▼

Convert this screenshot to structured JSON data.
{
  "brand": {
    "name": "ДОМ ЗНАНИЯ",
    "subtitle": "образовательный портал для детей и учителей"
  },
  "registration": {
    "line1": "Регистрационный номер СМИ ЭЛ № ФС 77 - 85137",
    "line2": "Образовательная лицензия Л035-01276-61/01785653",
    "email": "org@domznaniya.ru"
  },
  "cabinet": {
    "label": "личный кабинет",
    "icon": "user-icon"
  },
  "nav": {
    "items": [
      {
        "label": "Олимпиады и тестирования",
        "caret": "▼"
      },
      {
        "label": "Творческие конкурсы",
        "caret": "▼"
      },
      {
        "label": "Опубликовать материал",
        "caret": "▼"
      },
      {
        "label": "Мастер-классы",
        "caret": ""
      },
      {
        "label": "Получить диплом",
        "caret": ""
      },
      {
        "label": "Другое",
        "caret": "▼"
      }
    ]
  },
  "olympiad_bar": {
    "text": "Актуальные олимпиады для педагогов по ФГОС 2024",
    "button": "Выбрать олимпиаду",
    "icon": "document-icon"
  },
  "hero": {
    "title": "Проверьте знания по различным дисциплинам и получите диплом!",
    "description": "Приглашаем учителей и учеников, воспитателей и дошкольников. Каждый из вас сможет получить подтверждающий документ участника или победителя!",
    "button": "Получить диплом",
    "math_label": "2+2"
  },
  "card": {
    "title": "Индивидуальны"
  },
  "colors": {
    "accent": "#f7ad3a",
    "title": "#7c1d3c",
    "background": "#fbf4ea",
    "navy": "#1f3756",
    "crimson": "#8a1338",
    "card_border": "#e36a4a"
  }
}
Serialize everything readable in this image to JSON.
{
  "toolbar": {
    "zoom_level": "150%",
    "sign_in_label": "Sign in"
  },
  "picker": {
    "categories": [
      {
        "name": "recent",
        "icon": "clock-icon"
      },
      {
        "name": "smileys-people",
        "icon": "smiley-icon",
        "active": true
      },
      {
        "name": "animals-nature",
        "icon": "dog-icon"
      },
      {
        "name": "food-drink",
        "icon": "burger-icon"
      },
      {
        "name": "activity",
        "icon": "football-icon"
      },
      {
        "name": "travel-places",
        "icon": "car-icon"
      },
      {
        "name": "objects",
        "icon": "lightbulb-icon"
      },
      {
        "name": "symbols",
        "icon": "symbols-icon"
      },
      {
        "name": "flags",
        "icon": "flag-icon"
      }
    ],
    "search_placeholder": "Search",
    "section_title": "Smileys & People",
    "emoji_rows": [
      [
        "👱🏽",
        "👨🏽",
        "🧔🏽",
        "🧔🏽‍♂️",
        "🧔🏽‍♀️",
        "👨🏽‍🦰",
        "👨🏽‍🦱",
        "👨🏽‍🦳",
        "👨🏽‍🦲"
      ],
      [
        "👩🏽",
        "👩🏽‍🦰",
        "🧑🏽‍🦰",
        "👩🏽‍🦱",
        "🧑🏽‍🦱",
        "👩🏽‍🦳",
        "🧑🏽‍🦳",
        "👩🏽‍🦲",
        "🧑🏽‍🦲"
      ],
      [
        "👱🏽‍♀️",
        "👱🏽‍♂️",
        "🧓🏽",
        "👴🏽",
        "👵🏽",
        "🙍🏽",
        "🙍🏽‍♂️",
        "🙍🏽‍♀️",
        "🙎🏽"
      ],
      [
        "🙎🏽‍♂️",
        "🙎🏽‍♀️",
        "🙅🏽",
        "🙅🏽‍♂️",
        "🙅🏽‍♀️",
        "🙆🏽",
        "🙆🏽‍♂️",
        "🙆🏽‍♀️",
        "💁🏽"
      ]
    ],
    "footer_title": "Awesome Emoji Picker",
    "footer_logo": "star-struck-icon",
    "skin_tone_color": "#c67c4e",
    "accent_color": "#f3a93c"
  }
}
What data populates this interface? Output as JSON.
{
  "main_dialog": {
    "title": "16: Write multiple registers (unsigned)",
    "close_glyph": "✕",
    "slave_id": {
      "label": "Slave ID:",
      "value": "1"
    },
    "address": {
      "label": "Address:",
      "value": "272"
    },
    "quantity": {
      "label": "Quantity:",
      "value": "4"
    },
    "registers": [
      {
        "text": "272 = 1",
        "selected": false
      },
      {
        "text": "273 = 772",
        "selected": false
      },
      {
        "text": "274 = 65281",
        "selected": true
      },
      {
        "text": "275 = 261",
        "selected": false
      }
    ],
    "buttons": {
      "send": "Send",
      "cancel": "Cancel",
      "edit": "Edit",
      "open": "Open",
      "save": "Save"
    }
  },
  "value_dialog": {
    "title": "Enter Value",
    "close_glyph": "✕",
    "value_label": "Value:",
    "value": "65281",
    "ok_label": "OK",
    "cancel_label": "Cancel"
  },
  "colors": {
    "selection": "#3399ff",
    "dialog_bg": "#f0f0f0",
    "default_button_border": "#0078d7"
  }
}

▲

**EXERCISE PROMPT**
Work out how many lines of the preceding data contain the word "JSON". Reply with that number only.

**TASK RESPONSE**
3